At a Catholic nursing home in Delaware, one-fifth of residents have died. The nuns who run the facility are grappling with their calling.
Until last month, Florence Facciolo and Karen Malzone were the dining-hall queens of their Catholic nursing home in Newark, Delaware. Karen, a mirthful woman in her late 70s, would use a walker to shuffle over to their assigned table, which was adorned with a fresh tablecloth for each meal and a new centerpiece every season. The two women would pass several hours laughing about nothing. When they got in trouble for being too raucous, 87-year-old Flo would give a “Who, me?” look and point at their third seatmate, Pat Klevence, the quiet one, who would just shake her head and smile from her wheelchair.

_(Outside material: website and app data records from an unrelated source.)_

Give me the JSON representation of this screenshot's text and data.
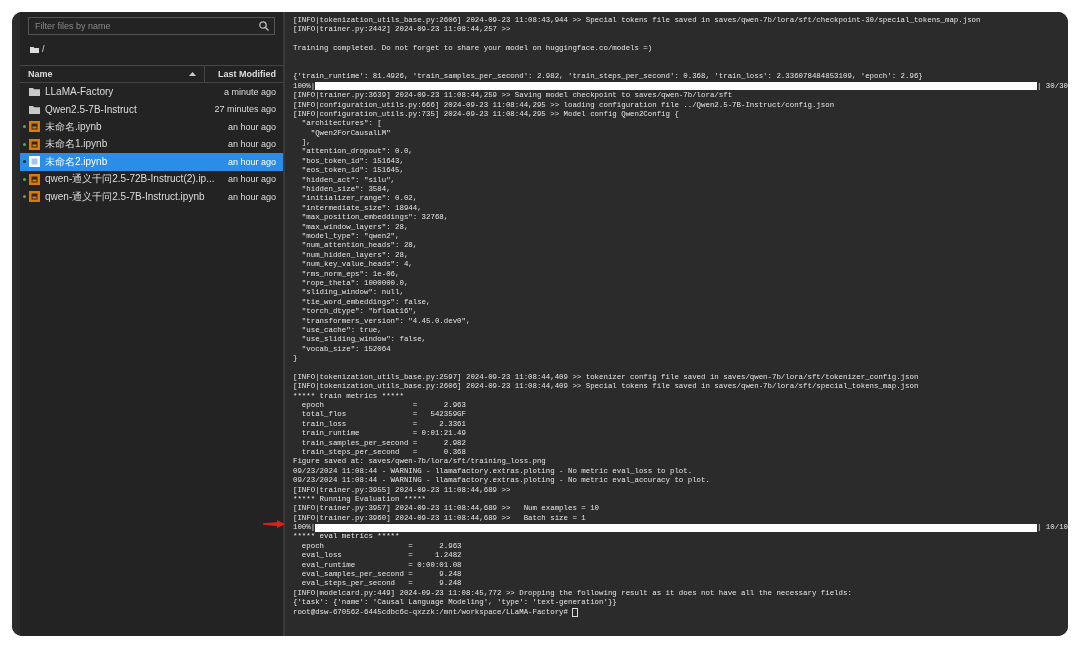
{
  "sidebar": {
    "search": {
      "placeholder": "Filter files by name"
    },
    "breadcrumb": "/",
    "columns": [
      {
        "label": "Name",
        "sorted": true
      },
      {
        "label": "Last Modified",
        "sorted": false
      }
    ],
    "files": [
      {
        "kind": "folder",
        "name": "LLaMA-Factory",
        "modified": "a minute ago",
        "running": false,
        "selected": false
      },
      {
        "kind": "folder",
        "name": "Qwen2.5-7B-Instruct",
        "modified": "27 minutes ago",
        "running": false,
        "selected": false
      },
      {
        "kind": "notebook",
        "name": "未命名.ipynb",
        "modified": "an hour ago",
        "running": true,
        "selected": false
      },
      {
        "kind": "notebook",
        "name": "未命名1.ipynb",
        "modified": "an hour ago",
        "running": true,
        "selected": false
      },
      {
        "kind": "notebook",
        "name": "未命名2.ipynb",
        "modified": "an hour ago",
        "running": true,
        "selected": true
      },
      {
        "kind": "notebook",
        "name": "qwen-通义千问2.5-72B-Instruct(2).ip...",
        "modified": "an hour ago",
        "running": true,
        "selected": false
      },
      {
        "kind": "notebook",
        "name": "qwen-通义千问2.5-7B-Instruct.ipynb",
        "modified": "an hour ago",
        "running": true,
        "selected": false
      }
    ]
  },
  "terminal": {
    "lines": [
      {
        "kind": "text",
        "text": "[INFO|tokenization_utils_base.py:2606] 2024-09-23 11:08:43,944 >> Special tokens file saved in saves/qwen-7b/lora/sft/checkpoint-30/special_tokens_map.json"
      },
      {
        "kind": "text",
        "text": "[INFO|trainer.py:2442] 2024-09-23 11:08:44,257 >>"
      },
      {
        "kind": "blank"
      },
      {
        "kind": "text",
        "text": "Training completed. Do not forget to share your model on huggingface.co/models =)"
      },
      {
        "kind": "blank"
      },
      {
        "kind": "blank"
      },
      {
        "kind": "text",
        "text": "{'train_runtime': 81.4926, 'train_samples_per_second': 2.982, 'train_steps_per_second': 0.368, 'train_loss': 2.336078484853109, 'epoch': 2.96}"
      },
      {
        "kind": "progress",
        "prefix": "100%|",
        "level": 1,
        "suffix": "| 30/30",
        "marked": false
      },
      {
        "kind": "text",
        "text": "[INFO|trainer.py:3639] 2024-09-23 11:08:44,259 >> Saving model checkpoint to saves/qwen-7b/lora/sft"
      },
      {
        "kind": "text",
        "text": "[INFO|configuration_utils.py:666] 2024-09-23 11:08:44,295 >> loading configuration file ../Qwen2.5-7B-Instruct/config.json"
      },
      {
        "kind": "text",
        "text": "[INFO|configuration_utils.py:735] 2024-09-23 11:08:44,295 >> Model config Qwen2Config {"
      },
      {
        "kind": "text",
        "text": "  \"architectures\": ["
      },
      {
        "kind": "text",
        "text": "    \"Qwen2ForCausalLM\""
      },
      {
        "kind": "text",
        "text": "  ],"
      },
      {
        "kind": "text",
        "text": "  \"attention_dropout\": 0.0,"
      },
      {
        "kind": "text",
        "text": "  \"bos_token_id\": 151643,"
      },
      {
        "kind": "text",
        "text": "  \"eos_token_id\": 151645,"
      },
      {
        "kind": "text",
        "text": "  \"hidden_act\": \"silu\","
      },
      {
        "kind": "text",
        "text": "  \"hidden_size\": 3584,"
      },
      {
        "kind": "text",
        "text": "  \"initializer_range\": 0.02,"
      },
      {
        "kind": "text",
        "text": "  \"intermediate_size\": 18944,"
      },
      {
        "kind": "text",
        "text": "  \"max_position_embeddings\": 32768,"
      },
      {
        "kind": "text",
        "text": "  \"max_window_layers\": 28,"
      },
      {
        "kind": "text",
        "text": "  \"model_type\": \"qwen2\","
      },
      {
        "kind": "text",
        "text": "  \"num_attention_heads\": 28,"
      },
      {
        "kind": "text",
        "text": "  \"num_hidden_layers\": 28,"
      },
      {
        "kind": "text",
        "text": "  \"num_key_value_heads\": 4,"
      },
      {
        "kind": "text",
        "text": "  \"rms_norm_eps\": 1e-06,"
      },
      {
        "kind": "text",
        "text": "  \"rope_theta\": 1000000.0,"
      },
      {
        "kind": "text",
        "text": "  \"sliding_window\": null,"
      },
      {
        "kind": "text",
        "text": "  \"tie_word_embeddings\": false,"
      },
      {
        "kind": "text",
        "text": "  \"torch_dtype\": \"bfloat16\","
      },
      {
        "kind": "text",
        "text": "  \"transformers_version\": \"4.45.0.dev0\","
      },
      {
        "kind": "text",
        "text": "  \"use_cache\": true,"
      },
      {
        "kind": "text",
        "text": "  \"use_sliding_window\": false,"
      },
      {
        "kind": "text",
        "text": "  \"vocab_size\": 152064"
      },
      {
        "kind": "text",
        "text": "}"
      },
      {
        "kind": "blank"
      },
      {
        "kind": "text",
        "text": "[INFO|tokenization_utils_base.py:2597] 2024-09-23 11:08:44,409 >> tokenizer config file saved in saves/qwen-7b/lora/sft/tokenizer_config.json"
      },
      {
        "kind": "text",
        "text": "[INFO|tokenization_utils_base.py:2606] 2024-09-23 11:08:44,409 >> Special tokens file saved in saves/qwen-7b/lora/sft/special_tokens_map.json"
      },
      {
        "kind": "text",
        "text": "***** train metrics *****"
      },
      {
        "kind": "text",
        "text": "  epoch                    =      2.963"
      },
      {
        "kind": "text",
        "text": "  total_flos               =   542359GF"
      },
      {
        "kind": "text",
        "text": "  train_loss               =     2.3361"
      },
      {
        "kind": "text",
        "text": "  train_runtime            = 0:01:21.49"
      },
      {
        "kind": "text",
        "text": "  train_samples_per_second =      2.982"
      },
      {
        "kind": "text",
        "text": "  train_steps_per_second   =      0.368"
      },
      {
        "kind": "text",
        "text": "Figure saved at: saves/qwen-7b/lora/sft/training_loss.png"
      },
      {
        "kind": "text",
        "text": "09/23/2024 11:08:44 - WARNING - llamafactory.extras.ploting - No metric eval_loss to plot."
      },
      {
        "kind": "text",
        "text": "09/23/2024 11:08:44 - WARNING - llamafactory.extras.ploting - No metric eval_accuracy to plot."
      },
      {
        "kind": "text",
        "text": "[INFO|trainer.py:3955] 2024-09-23 11:08:44,689 >>"
      },
      {
        "kind": "text",
        "text": "***** Running Evaluation *****"
      },
      {
        "kind": "text",
        "text": "[INFO|trainer.py:3957] 2024-09-23 11:08:44,689 >>   Num examples = 10"
      },
      {
        "kind": "text",
        "text": "[INFO|trainer.py:3960] 2024-09-23 11:08:44,689 >>   Batch size = 1"
      },
      {
        "kind": "progress",
        "prefix": "100%|",
        "level": 1,
        "suffix": "| 10/10",
        "marked": true
      },
      {
        "kind": "text",
        "text": "***** eval metrics *****"
      },
      {
        "kind": "text",
        "text": "  epoch                   =      2.963"
      },
      {
        "kind": "text",
        "text": "  eval_loss               =     1.2482"
      },
      {
        "kind": "text",
        "text": "  eval_runtime            = 0:00:01.08"
      },
      {
        "kind": "text",
        "text": "  eval_samples_per_second =      9.248"
      },
      {
        "kind": "text",
        "text": "  eval_steps_per_second   =      9.248"
      },
      {
        "kind": "text",
        "text": "[INFO|modelcard.py:449] 2024-09-23 11:08:45,772 >> Dropping the following result as it does not have all the necessary fields:"
      },
      {
        "kind": "text",
        "text": "{'task': {'name': 'Causal Language Modeling', 'type': 'text-generation'}}"
      },
      {
        "kind": "prompt",
        "text": "root@dsw-670562-6445cdbc6c-qxzzk:/mnt/workspace/LLaMA-Factory#"
      }
    ]
  }
}
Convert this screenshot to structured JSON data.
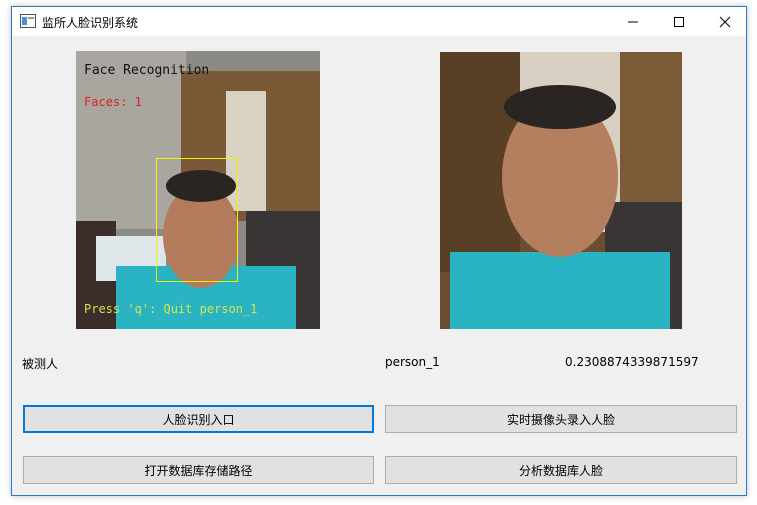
{
  "window": {
    "title": "监所人脸识别系统",
    "controls": {
      "minimize_icon": "minimize-icon",
      "maximize_icon": "maximize-icon",
      "close_icon": "close-icon"
    }
  },
  "left_image": {
    "overlay_title": "Face Recognition",
    "overlay_faces": "Faces: 1",
    "overlay_quit": "Press 'q': Quit person_1"
  },
  "result": {
    "subject_label": "被测人",
    "person_name": "person_1",
    "score": "0.2308874339871597"
  },
  "buttons": {
    "face_recognition": "人脸识别入口",
    "camera_enroll": "实时摄像头录入人脸",
    "open_db_path": "打开数据库存储路径",
    "analyze_db": "分析数据库人脸"
  },
  "colors": {
    "accent": "#0078d7",
    "face_box": "#f3f300",
    "overlay_faces": "#d22222",
    "overlay_quit": "#cfe84a"
  }
}
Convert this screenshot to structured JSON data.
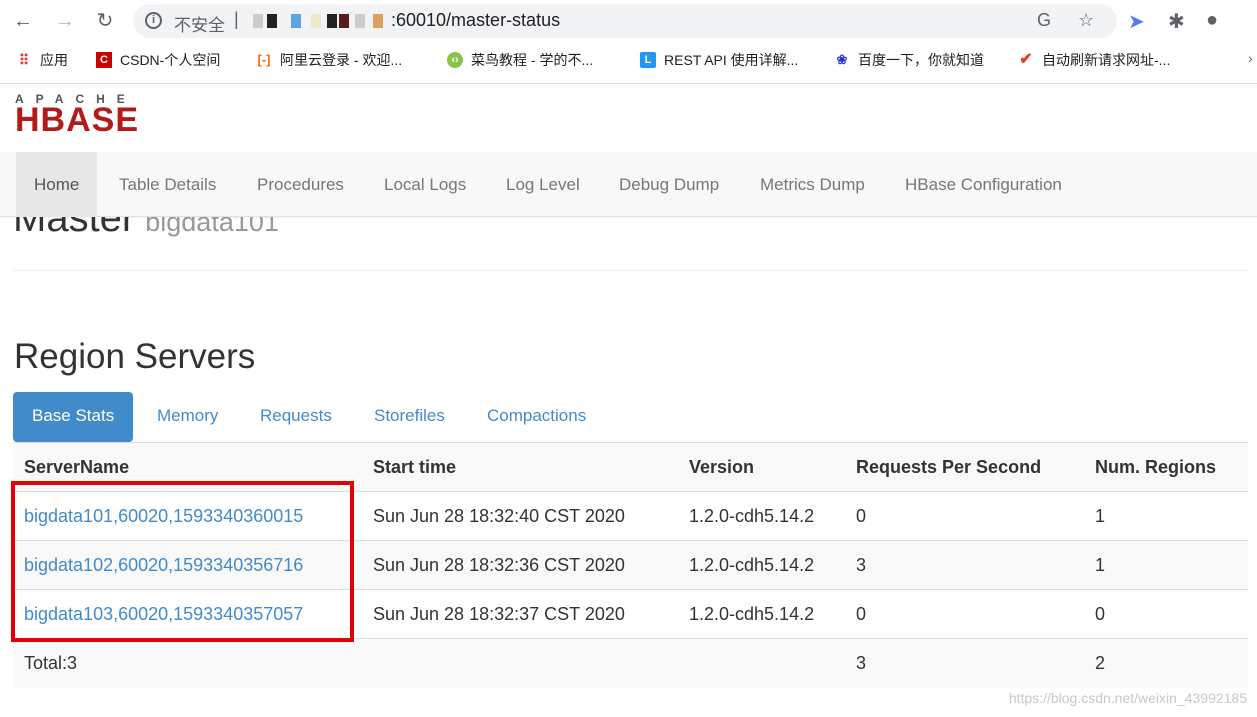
{
  "browser": {
    "insecure_label": "不安全",
    "url_visible": ":60010/master-status",
    "bookmarks": [
      {
        "label": "应用",
        "icon": "apps-grid-icon"
      },
      {
        "label": "CSDN-个人空间",
        "icon": "csdn-icon",
        "color": "#c00"
      },
      {
        "label": "阿里云登录 - 欢迎...",
        "icon": "aliyun-icon",
        "color": "#ff6a00"
      },
      {
        "label": "菜鸟教程 - 学的不...",
        "icon": "runoob-icon",
        "color": "#8bc34a"
      },
      {
        "label": "REST API 使用详解...",
        "icon": "l-icon",
        "color": "#2196f3"
      },
      {
        "label": "百度一下，你就知道",
        "icon": "baidu-paw-icon",
        "color": "#2932e1"
      },
      {
        "label": "自动刷新请求网址-...",
        "icon": "check-icon",
        "color": "#e53935"
      }
    ]
  },
  "logo": {
    "top": "APACHE",
    "main": "HBASE"
  },
  "nav": [
    "Home",
    "Table Details",
    "Procedures",
    "Local Logs",
    "Log Level",
    "Debug Dump",
    "Metrics Dump",
    "HBase Configuration"
  ],
  "master": {
    "title": "Master",
    "host": "bigdata101"
  },
  "region_servers": {
    "title": "Region Servers",
    "tabs": [
      "Base Stats",
      "Memory",
      "Requests",
      "Storefiles",
      "Compactions"
    ],
    "columns": [
      "ServerName",
      "Start time",
      "Version",
      "Requests Per Second",
      "Num. Regions"
    ],
    "rows": [
      [
        "bigdata101,60020,1593340360015",
        "Sun Jun 28 18:32:40 CST 2020",
        "1.2.0-cdh5.14.2",
        "0",
        "1"
      ],
      [
        "bigdata102,60020,1593340356716",
        "Sun Jun 28 18:32:36 CST 2020",
        "1.2.0-cdh5.14.2",
        "3",
        "1"
      ],
      [
        "bigdata103,60020,1593340357057",
        "Sun Jun 28 18:32:37 CST 2020",
        "1.2.0-cdh5.14.2",
        "0",
        "0"
      ]
    ],
    "total": {
      "label": "Total:3",
      "requests": "3",
      "regions": "2"
    }
  },
  "watermark": "https://blog.csdn.net/weixin_43992185",
  "colors": {
    "accent": "#428bca",
    "highlight_box": "#e60000",
    "logo_red": "#b31b1b"
  }
}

Karen was the first to get sick, catching a cough in early March that wouldn’t go away. After 10 days in isolation, she seemed to get a little better, but things at the Jeanne Jugan Residence, a facility run by an order of Roman Catholic nuns called the Little Sisters of the Poor, were getting worse. At first, residents were seated at opposite ends of each table, then alone. Before long, they were eating meals in their rooms. Confined to her living space, Karen dogged the nurses and cleaning staff for updates about her neighbors on Saint Joseph’s, one of the facility’s two nursing floors. She peeked her head out of her room and saw that a stop sign had been posted on her door, warning people to check in with the nurses’ station before entering. The same sign had been posted on Flo’s door across the hall, and Pat’s had one too. Oh God, Karen thought.